INSTRUCTIONS TO FOLLOW: Please return exactly the line that contains "Convert this screenshot" and every line after it, through the last line of the records below, with no pictures.

____ INFORMATION

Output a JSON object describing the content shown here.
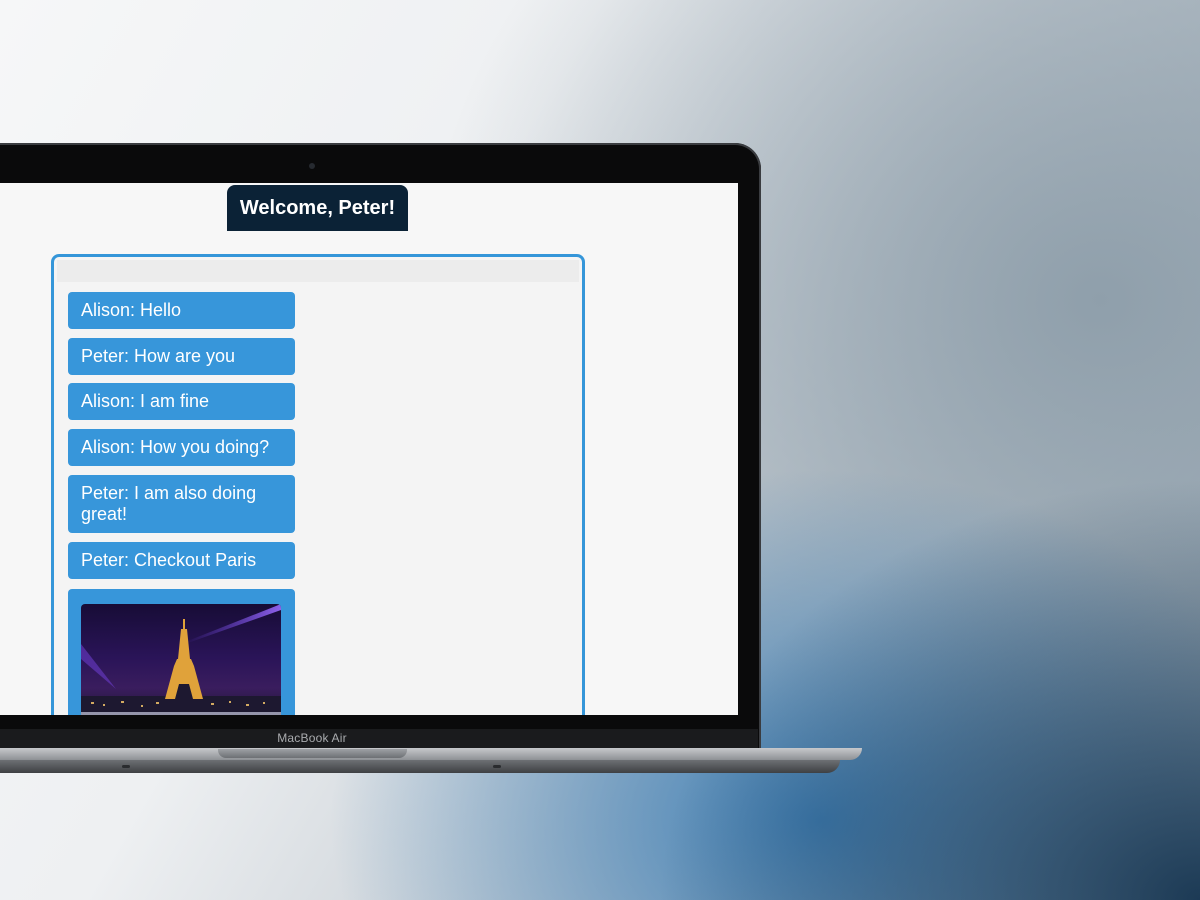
{
  "device": {
    "label": "MacBook Air"
  },
  "app": {
    "welcome": "Welcome, Peter!",
    "messages": [
      {
        "text": "Alison: Hello"
      },
      {
        "text": "Peter: How are you"
      },
      {
        "text": "Alison: I am fine"
      },
      {
        "text": "Alison: How you doing?"
      },
      {
        "text": "Peter: I am also doing great!"
      },
      {
        "text": "Peter: Checkout Paris"
      }
    ],
    "image_message": {
      "subject": "eiffel-tower-night-photo"
    }
  },
  "colors": {
    "accent": "#3796da",
    "welcome_bg": "#0b2236",
    "screen_bg": "#f7f7f7"
  }
}
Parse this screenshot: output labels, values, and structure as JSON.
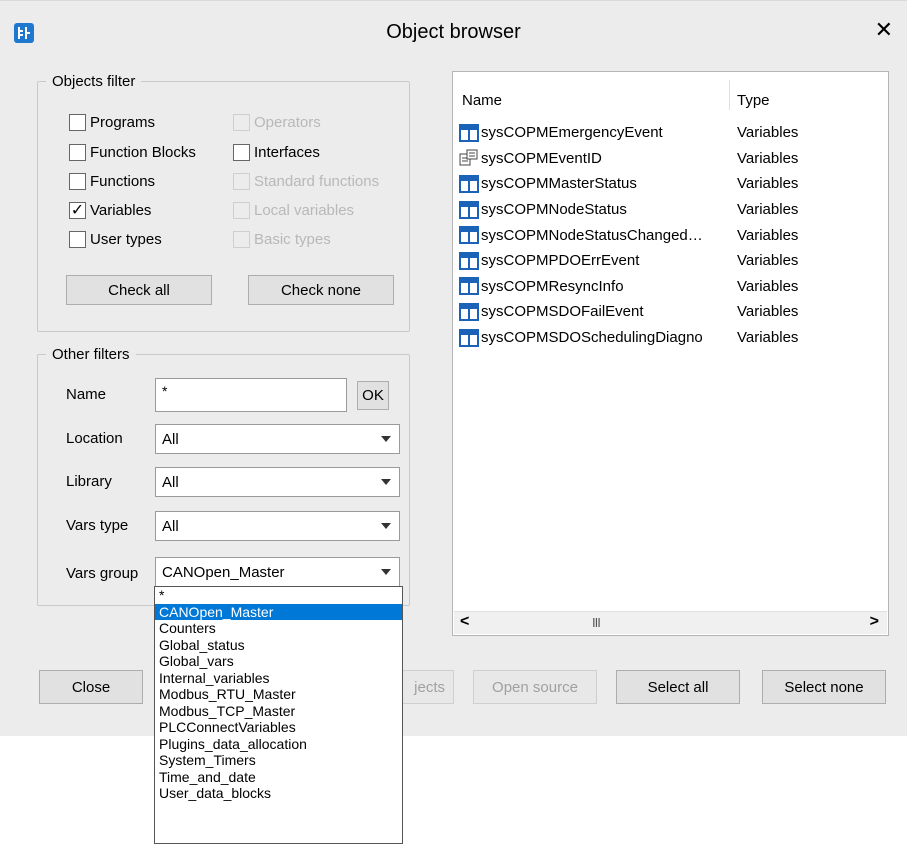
{
  "window": {
    "title": "Object browser",
    "close_glyph": "✕"
  },
  "objects_filter": {
    "legend": "Objects filter",
    "checkboxes_left": [
      {
        "label": "Programs",
        "checked": false
      },
      {
        "label": "Function Blocks",
        "checked": false
      },
      {
        "label": "Functions",
        "checked": false
      },
      {
        "label": "Variables",
        "checked": true
      },
      {
        "label": "User types",
        "checked": false
      }
    ],
    "checkboxes_right": [
      {
        "label": "Operators",
        "enabled": false
      },
      {
        "label": "Interfaces",
        "enabled": true
      },
      {
        "label": "Standard functions",
        "enabled": false
      },
      {
        "label": "Local variables",
        "enabled": false
      },
      {
        "label": "Basic types",
        "enabled": false
      }
    ],
    "check_all_label": "Check all",
    "check_none_label": "Check none"
  },
  "other_filters": {
    "legend": "Other filters",
    "name_label": "Name",
    "name_value": "*",
    "ok_label": "OK",
    "location_label": "Location",
    "location_value": "All",
    "library_label": "Library",
    "library_value": "All",
    "vars_type_label": "Vars type",
    "vars_type_value": "All",
    "vars_group_label": "Vars group",
    "vars_group_value": "CANOpen_Master"
  },
  "dropdown_options": [
    "*",
    "CANOpen_Master",
    "Counters",
    "Global_status",
    "Global_vars",
    "Internal_variables",
    "Modbus_RTU_Master",
    "Modbus_TCP_Master",
    "PLCConnectVariables",
    "Plugins_data_allocation",
    "System_Timers",
    "Time_and_date",
    "User_data_blocks"
  ],
  "dropdown_selected_index": 1,
  "results": {
    "columns": [
      "Name",
      "Type"
    ],
    "rows": [
      {
        "icon": "variable-icon",
        "name": "sysCOPMEmergencyEvent",
        "type": "Variables"
      },
      {
        "icon": "reference-icon",
        "name": "sysCOPMEventID",
        "type": "Variables"
      },
      {
        "icon": "variable-icon",
        "name": "sysCOPMMasterStatus",
        "type": "Variables"
      },
      {
        "icon": "variable-icon",
        "name": "sysCOPMNodeStatus",
        "type": "Variables"
      },
      {
        "icon": "variable-icon",
        "name": "sysCOPMNodeStatusChanged…",
        "type": "Variables"
      },
      {
        "icon": "variable-icon",
        "name": "sysCOPMPDOErrEvent",
        "type": "Variables"
      },
      {
        "icon": "variable-icon",
        "name": "sysCOPMResyncInfo",
        "type": "Variables"
      },
      {
        "icon": "variable-icon",
        "name": "sysCOPMSDOFailEvent",
        "type": "Variables"
      },
      {
        "icon": "variable-icon",
        "name": "sysCOPMSDOSchedulingDiagno",
        "type": "Variables"
      }
    ],
    "scroll_left": "<",
    "scroll_right": ">",
    "scroll_thumb": "III"
  },
  "bottom_buttons": {
    "close": "Close",
    "objects_partial": "jects",
    "open_source": "Open source",
    "select_all": "Select all",
    "select_none": "Select none"
  },
  "colors": {
    "accent": "#0078d7",
    "icon_blue": "#1a63b8",
    "dialog_bg": "#ececec"
  }
}
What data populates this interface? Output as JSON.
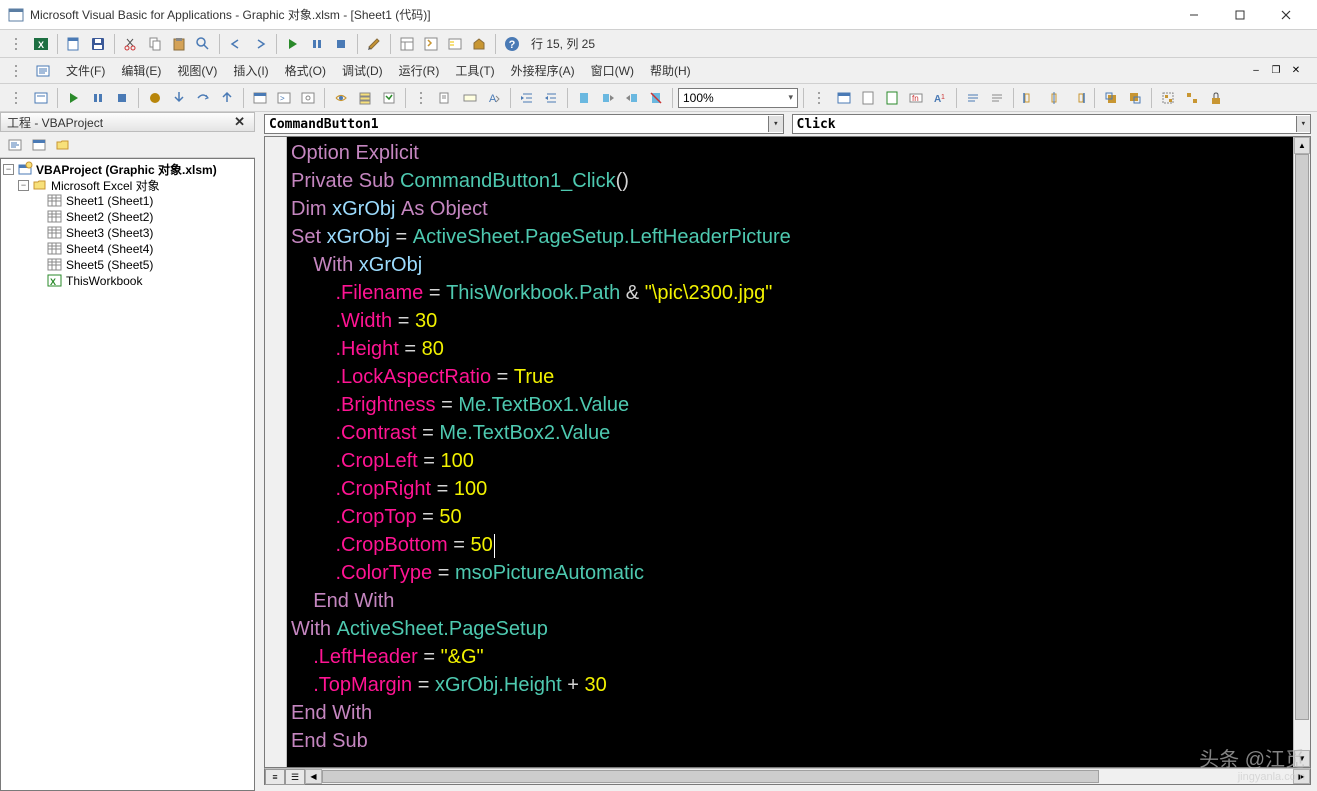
{
  "title": "Microsoft Visual Basic for Applications - Graphic 对象.xlsm - [Sheet1 (代码)]",
  "cursor_pos": "行 15, 列 25",
  "menus": {
    "file": "文件(F)",
    "edit": "编辑(E)",
    "view": "视图(V)",
    "insert": "插入(I)",
    "format": "格式(O)",
    "debug": "调试(D)",
    "run": "运行(R)",
    "tools": "工具(T)",
    "addins": "外接程序(A)",
    "window": "窗口(W)",
    "help": "帮助(H)"
  },
  "zoom": "100%",
  "project": {
    "title": "工程 - VBAProject",
    "root": "VBAProject (Graphic 对象.xlsm)",
    "folder": "Microsoft Excel 对象",
    "items": [
      "Sheet1 (Sheet1)",
      "Sheet2 (Sheet2)",
      "Sheet3 (Sheet3)",
      "Sheet4 (Sheet4)",
      "Sheet5 (Sheet5)",
      "ThisWorkbook"
    ]
  },
  "dropdowns": {
    "object": "CommandButton1",
    "proc": "Click"
  },
  "code": {
    "l1_a": "Option Explicit",
    "l2_a": "Private Sub",
    "l2_b": "CommandButton1_Click",
    "l2_c": "()",
    "l3_a": "Dim",
    "l3_b": "xGrObj",
    "l3_c": "As Object",
    "l4_a": "Set",
    "l4_b": "xGrObj",
    "l4_c": "=",
    "l4_d": "ActiveSheet.PageSetup.LeftHeaderPicture",
    "l5_a": "With",
    "l5_b": "xGrObj",
    "l6_a": ".Filename",
    "l6_b": "=",
    "l6_c": "ThisWorkbook.Path",
    "l6_d": "&",
    "l6_e": "\"\\pic\\2300.jpg\"",
    "l7_a": ".Width",
    "l7_b": "=",
    "l7_c": "30",
    "l8_a": ".Height",
    "l8_b": "=",
    "l8_c": "80",
    "l9_a": ".LockAspectRatio",
    "l9_b": "=",
    "l9_c": "True",
    "l10_a": ".Brightness",
    "l10_b": "=",
    "l10_c": "Me.TextBox1.Value",
    "l11_a": ".Contrast",
    "l11_b": "=",
    "l11_c": "Me.TextBox2.Value",
    "l12_a": ".CropLeft",
    "l12_b": "=",
    "l12_c": "100",
    "l13_a": ".CropRight",
    "l13_b": "=",
    "l13_c": "100",
    "l14_a": ".CropTop",
    "l14_b": "=",
    "l14_c": "50",
    "l15_a": ".CropBottom",
    "l15_b": "=",
    "l15_c": "50",
    "l16_a": ".ColorType",
    "l16_b": "=",
    "l16_c": "msoPictureAutomatic",
    "l17_a": "End With",
    "l18_a": "With",
    "l18_b": "ActiveSheet.PageSetup",
    "l19_a": ".LeftHeader",
    "l19_b": "=",
    "l19_c": "\"&G\"",
    "l20_a": ".TopMargin",
    "l20_b": "=",
    "l20_c": "xGrObj.Height",
    "l20_d": "+",
    "l20_e": "30",
    "l21_a": "End With",
    "l22_a": "End Sub"
  },
  "watermark": {
    "main": "头条 @江觅",
    "sub": "jingyanla.com"
  }
}
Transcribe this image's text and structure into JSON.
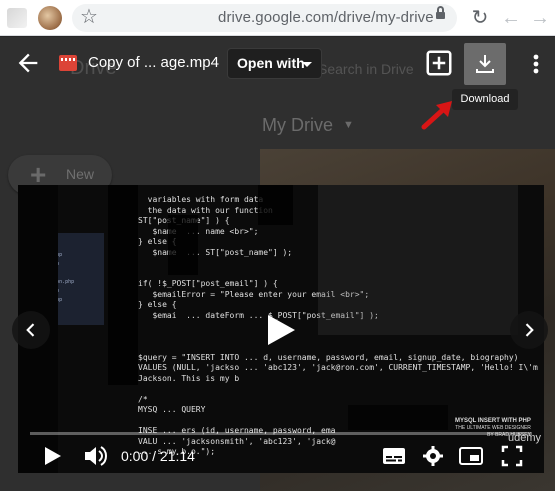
{
  "browser": {
    "url": "drive.google.com/drive/my-drive"
  },
  "drive_background": {
    "new_button_label": "New",
    "search_placeholder": "Search in Drive",
    "page_title": "My Drive"
  },
  "viewer": {
    "file_title": "Copy of ... age.mp4",
    "open_with_label": "Open with",
    "download_tooltip": "Download"
  },
  "video": {
    "time_display": "0:00 / 21:14",
    "progress": 0.0,
    "code_lines": [
      "  variables with form data",
      "  the data with our function",
      "ST[\"post_name\"] ) {",
      "   $name  ... name <br>\";",
      "} else {",
      "   $name  ... ST[\"post_name\"] );",
      "",
      "",
      "if( !$_POST[\"post_email\"] ) {",
      "   $emailError = \"Please enter your email <br>\";",
      "} else {",
      "   $emai  ... dateForm ... $_POST[\"post_email\"] );",
      "",
      "",
      "",
      "$query = \"INSERT INTO ... d, username, password, email, signup_date, biography)",
      "VALUES (NULL, 'jackso ... 'abc123', 'jack@ron.com', CURRENT_TIMESTAMP, 'Hello! I\\'m",
      "Jackson. This is my b",
      "",
      "/*",
      "MYSQ ... QUERY",
      "",
      "INSE ... ers (id, username, password, ema",
      "VALU ... 'jacksonsmith', 'abc123', 'jack@",
      "... s my b.o.\");"
    ],
    "sidebar_files": [
      "php",
      "",
      "signup.php",
      "index.php",
      "",
      "connection.php",
      "index.php",
      "insert.php"
    ],
    "watermark_lines": [
      "MYSQL INSERT WITH PHP",
      "THE ULTIMATE WEB DESIGNER",
      "BY BRAD HUSSEY"
    ],
    "brand": "udemy"
  },
  "colors": {
    "accent_progress": "#ff3e3e",
    "download_bg": "#6c6c6c",
    "arrow_red": "#d81515"
  },
  "icons": [
    "back-arrow-icon",
    "video-file-icon",
    "add-to-drive-icon",
    "download-icon",
    "more-vert-icon",
    "play-icon",
    "volume-icon",
    "subtitles-icon",
    "settings-icon",
    "pip-icon",
    "fullscreen-icon"
  ]
}
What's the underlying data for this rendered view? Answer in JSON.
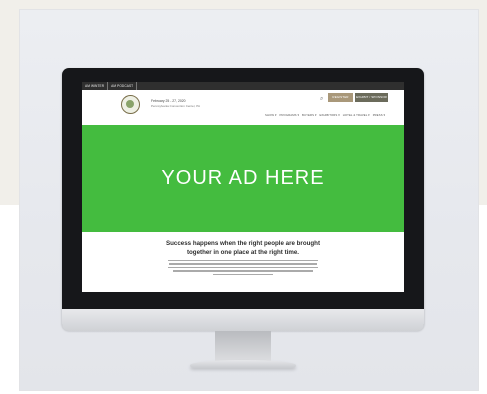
{
  "site": {
    "top_links": [
      "AM WINTER",
      "AM PODCAST"
    ],
    "event_dates": "February 25 - 27, 2020",
    "venue": "Pennsylvania Convention Center, PA",
    "register_label": "REGISTER",
    "exhibit_label": "EXHIBIT / SPONSOR",
    "nav": [
      "SHOW ▾",
      "PROGRAMS ▾",
      "BUYERS ▾",
      "EXHIBITORS ▾",
      "HOTEL & TRAVEL ▾",
      "PRESS ▾"
    ],
    "hero_text": "YOUR AD HERE",
    "headline": "Success happens when the right people are brought together in one place at the right time.",
    "body_text": "The largest American and Canadian handmade wholesale show, for buyers looking to source the work of traditional and modern craft, American Made offers direct access to one-of-a-kind pieces with a unique story behind the products and the maker. Gathering annually in the city of love, Philadelphia, buyers have the convenient experience of discovering authentic products from the individually and self-expression."
  },
  "icons": {
    "search": "search-icon",
    "logo": "brand-logo-seal"
  },
  "colors": {
    "hero_green": "#44bc3f",
    "register_btn": "#a9987a",
    "exhibit_btn": "#6b6b5b"
  }
}
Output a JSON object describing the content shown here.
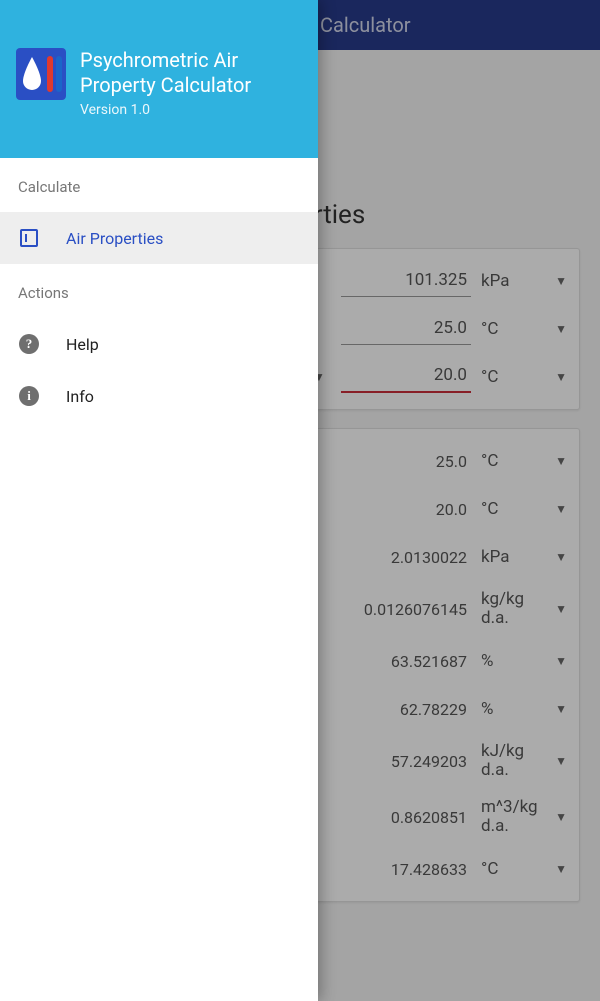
{
  "bg": {
    "appbar_title": "Calculator",
    "section_title": "erties",
    "inputs": [
      {
        "value": "101.325",
        "unit": "kPa",
        "hl": false,
        "left_dd": false
      },
      {
        "value": "25.0",
        "unit": "°C",
        "hl": false,
        "left_dd": false
      },
      {
        "value": "20.0",
        "unit": "°C",
        "hl": true,
        "left_dd": true
      }
    ],
    "outputs": [
      {
        "value": "25.0",
        "unit": "°C",
        "tall": false
      },
      {
        "value": "20.0",
        "unit": "°C",
        "tall": false
      },
      {
        "value": "2.0130022",
        "unit": "kPa",
        "tall": false
      },
      {
        "value": "0.0126076145",
        "unit": "kg/kg d.a.",
        "tall": true
      },
      {
        "value": "63.521687",
        "unit": "%",
        "tall": false
      },
      {
        "value": "62.78229",
        "unit": "%",
        "tall": false
      },
      {
        "value": "57.249203",
        "unit": "kJ/kg d.a.",
        "tall": true
      },
      {
        "value": "0.8620851",
        "unit": "m^3/kg d.a.",
        "tall": true
      },
      {
        "value": "17.428633",
        "unit": "°C",
        "tall": false
      }
    ]
  },
  "drawer": {
    "title": "Psychrometric Air Property Calculator",
    "version": "Version 1.0",
    "section_calc": "Calculate",
    "section_actions": "Actions",
    "items": {
      "air_properties": "Air Properties",
      "help": "Help",
      "info": "Info"
    }
  }
}
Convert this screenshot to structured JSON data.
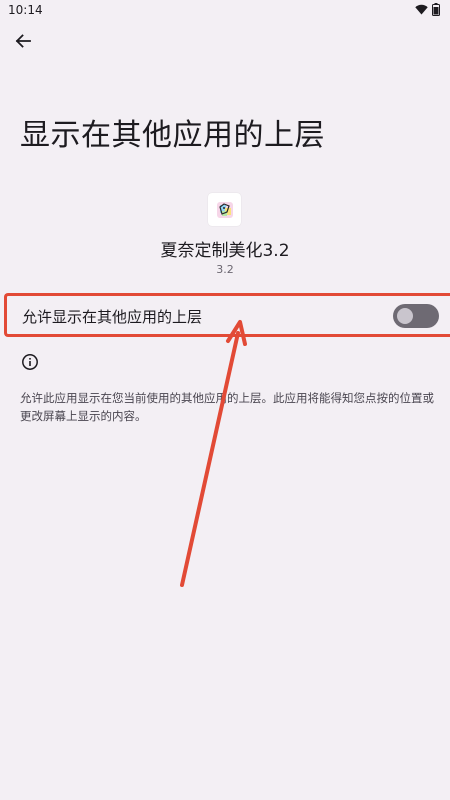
{
  "status_bar": {
    "time": "10:14",
    "icons": [
      "wifi-icon",
      "battery-icon"
    ]
  },
  "header": {
    "back_icon": "arrow-back-icon",
    "title": "显示在其他应用的上层"
  },
  "app": {
    "icon": "app-logo-icon",
    "name": "夏奈定制美化3.2",
    "version": "3.2"
  },
  "setting": {
    "label": "允许显示在其他应用的上层",
    "enabled": false
  },
  "info": {
    "icon": "info-icon",
    "text": "允许此应用显示在您当前使用的其他应用的上层。此应用将能得知您点按的位置或更改屏幕上显示的内容。"
  },
  "colors": {
    "background": "#f3eff4",
    "highlight": "#e24a36",
    "switch_track_off": "#6e6a73",
    "switch_thumb_off": "#c9c5cd"
  }
}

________

RESULT OF THIS TASK:
Convert this screenshot to structured JSON data.
{
  "status_bar": {
    "time": "10:14",
    "icons": [
      "wifi-icon",
      "battery-icon"
    ]
  },
  "header": {
    "back_icon": "arrow-back-icon",
    "title": "显示在其他应用的上层"
  },
  "app": {
    "icon": "app-logo-icon",
    "name": "夏奈定制美化3.2",
    "version": "3.2"
  },
  "setting": {
    "label": "允许显示在其他应用的上层",
    "enabled": false
  },
  "info": {
    "icon": "info-icon",
    "text": "允许此应用显示在您当前使用的其他应用的上层。此应用将能得知您点按的位置或更改屏幕上显示的内容。"
  },
  "colors": {
    "background": "#f3eff4",
    "highlight": "#e24a36",
    "switch_track_off": "#6e6a73",
    "switch_thumb_off": "#c9c5cd"
  }
}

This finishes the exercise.